Music, theater, dance — and Elvis — will find a home in the former Gladewater Opry building in time for the holidays.
On Monday, Jackson Foltyn, an Elvis tribute artist, finalized the purchase of what was the Gladewater Opry building in downtown Gladewater. The 30-year-old musical institution closed in March because of the effects of COVID-19.
Foltyn, who lives in the Dallas area, will be moving to East Texas and renovating what started off as a movie theater, the Ritz, from 1932-36 and then The Cozy. Elvis Presley is among the singers reported to have performed there during the 1950s when the building hosted contests for young musicians. As the Gladewater Opry, the building was home to a two-hour country music show each Saturday night, along with other special events, where a number of well-known singers performed over the years.
Foltyn has written Elvis shows that will be staged at the venue, but he said audiences can also expect to see his Rat Pack, Big Band or Neil Diamond shows, for instance. He also plans to bring in mainstream musicals and plays as well as produce bluegrass and blues festivals. He said his connections to the music industry will help him bring performers and shows to Gladewater — Foltyn is also a stage, film and television actor and dancer. He also previously operated a dance and theater company in Plano, describing his 6-year-old daughter with autism as his motivation.
“I want to make this a destination for tourists to come in,” Foltyn said, giving people who are shopping for antiques in Gladewater a reason to spend the weekend, “enjoy really awesome music” and spend money at local hotels, restaurants and other businesses.
It’s a “big mission,” he said, and he admitted to being “excited, scared and nervous.” He’s also confident, though, that he and the community “can make this happen.”
The building will undergo some renovations now, including a new roof, fire alarm system, restructured lobby and conversion of the balcony to a VIP area.
“I guess if everything goes correctly, if God lets me, our first show will be for the holidays,” Foltyn said. He wrote “Christmas in Graceland” and has produced the show elsewhere as well.
“‘Christmas in Graceland’ is not a concert. It’s a show. It’s a musical where Elvis brings Priscilla home to Graceland, and his whole family and his friends throw a surprise party for him when he’s back from Germany.... It will bring the audience as if they’re in his living room,” Foltyn said.

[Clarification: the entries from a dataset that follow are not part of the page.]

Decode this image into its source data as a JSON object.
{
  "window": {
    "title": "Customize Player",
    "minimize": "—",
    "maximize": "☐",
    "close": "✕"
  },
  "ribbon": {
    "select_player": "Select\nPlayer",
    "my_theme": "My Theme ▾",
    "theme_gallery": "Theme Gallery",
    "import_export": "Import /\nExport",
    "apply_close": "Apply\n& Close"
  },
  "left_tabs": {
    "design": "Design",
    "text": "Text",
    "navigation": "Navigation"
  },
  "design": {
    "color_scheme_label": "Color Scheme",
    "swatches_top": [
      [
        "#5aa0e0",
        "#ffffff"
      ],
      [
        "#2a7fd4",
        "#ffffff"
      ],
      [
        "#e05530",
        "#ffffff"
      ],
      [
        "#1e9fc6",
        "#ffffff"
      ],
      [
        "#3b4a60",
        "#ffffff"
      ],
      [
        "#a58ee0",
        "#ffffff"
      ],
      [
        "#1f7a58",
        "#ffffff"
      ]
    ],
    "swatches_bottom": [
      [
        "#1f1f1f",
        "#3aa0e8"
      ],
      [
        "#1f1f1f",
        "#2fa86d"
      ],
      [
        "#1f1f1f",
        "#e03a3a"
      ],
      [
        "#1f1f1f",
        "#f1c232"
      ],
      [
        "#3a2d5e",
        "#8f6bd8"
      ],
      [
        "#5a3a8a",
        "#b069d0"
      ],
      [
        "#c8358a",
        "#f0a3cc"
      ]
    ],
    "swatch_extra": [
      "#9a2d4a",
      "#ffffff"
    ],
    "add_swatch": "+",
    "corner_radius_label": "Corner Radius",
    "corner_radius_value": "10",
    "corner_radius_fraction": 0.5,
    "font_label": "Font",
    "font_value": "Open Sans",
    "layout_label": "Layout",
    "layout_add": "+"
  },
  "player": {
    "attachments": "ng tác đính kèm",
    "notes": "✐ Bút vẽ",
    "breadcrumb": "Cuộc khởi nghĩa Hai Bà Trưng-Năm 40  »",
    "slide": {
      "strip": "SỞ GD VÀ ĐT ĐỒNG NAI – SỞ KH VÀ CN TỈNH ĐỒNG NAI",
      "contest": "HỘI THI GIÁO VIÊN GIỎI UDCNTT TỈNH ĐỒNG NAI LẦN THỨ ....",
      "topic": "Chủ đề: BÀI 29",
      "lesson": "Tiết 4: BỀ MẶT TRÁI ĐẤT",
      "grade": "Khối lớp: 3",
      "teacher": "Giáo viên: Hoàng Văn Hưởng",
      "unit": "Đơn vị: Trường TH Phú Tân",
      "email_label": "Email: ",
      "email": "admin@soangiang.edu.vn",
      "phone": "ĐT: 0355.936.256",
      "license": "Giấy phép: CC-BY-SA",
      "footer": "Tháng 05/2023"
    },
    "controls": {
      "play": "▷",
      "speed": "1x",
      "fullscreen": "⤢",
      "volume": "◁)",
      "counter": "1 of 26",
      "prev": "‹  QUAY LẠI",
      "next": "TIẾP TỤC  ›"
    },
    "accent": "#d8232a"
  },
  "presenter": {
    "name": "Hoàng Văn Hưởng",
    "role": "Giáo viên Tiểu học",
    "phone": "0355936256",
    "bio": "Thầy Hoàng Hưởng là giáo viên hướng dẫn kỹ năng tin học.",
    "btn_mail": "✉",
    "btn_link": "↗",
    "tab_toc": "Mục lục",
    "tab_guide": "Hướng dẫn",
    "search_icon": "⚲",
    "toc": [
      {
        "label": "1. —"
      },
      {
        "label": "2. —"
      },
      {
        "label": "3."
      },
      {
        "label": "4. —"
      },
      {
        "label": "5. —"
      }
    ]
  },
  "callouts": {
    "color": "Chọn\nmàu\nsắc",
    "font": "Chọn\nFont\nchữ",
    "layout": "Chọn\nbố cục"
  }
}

Local auditions will be held to fill some of the show’s roles, he said.
Foltyn hasn’t settled on a name yet, but he expects it will no longer be the Gladewater Opry.
Nicky Clower, a Realtor with Tyler-based East Texas Preferred Partners, handled the transaction for Foltyn. Jeremy Cuba, a Realtor with Texas Real Estate Executives — the Daniels Group in Gladewater, represented the building’s former owner, Nancy Ivy. Ivy and her husband, Jim, now deceased, started the Gladewater Opry in 1992. Their daughter, Gina Ivy Mitchell, helped run the business.
Clower met Foltyn when he was performing an Elvis show at her parents’ 50th wedding anniversary celebration. She talked to him then about how he was hoping to do in the future, and he said she told him he should take his Elvis show to the Gladewater Opry.
Then, the Opry closed, but Clower told Foltyn the building was up for sale.
“I think for me, the reason, I wanted it, when I drove there, when I looked at it, it reminded me of every small town I used to drive-through when I used to tour,” he said, and he believes the community will appreciate what the venue will provide in the way of art and culture.
Clower said she’s also “super excited” about her client’s plans for the building.
“Gladewater has so much history that we really need to bring people to town,.” she said. “It’s something you want to keep alive, you really do. You truly want to keep Gladewater on the map, and the Opry has always been a part of that.”
Ivy, the building’s previous owner, said she told Foltyn she’ll support him. It’s bittersweet, she said, thinking back on all the friends she made in the years she operated the Gladewater Opry.
“I’m so excited because it’s going to be something different,” she said.
“It’s very definitely important to the community. It just is,” Ivy added.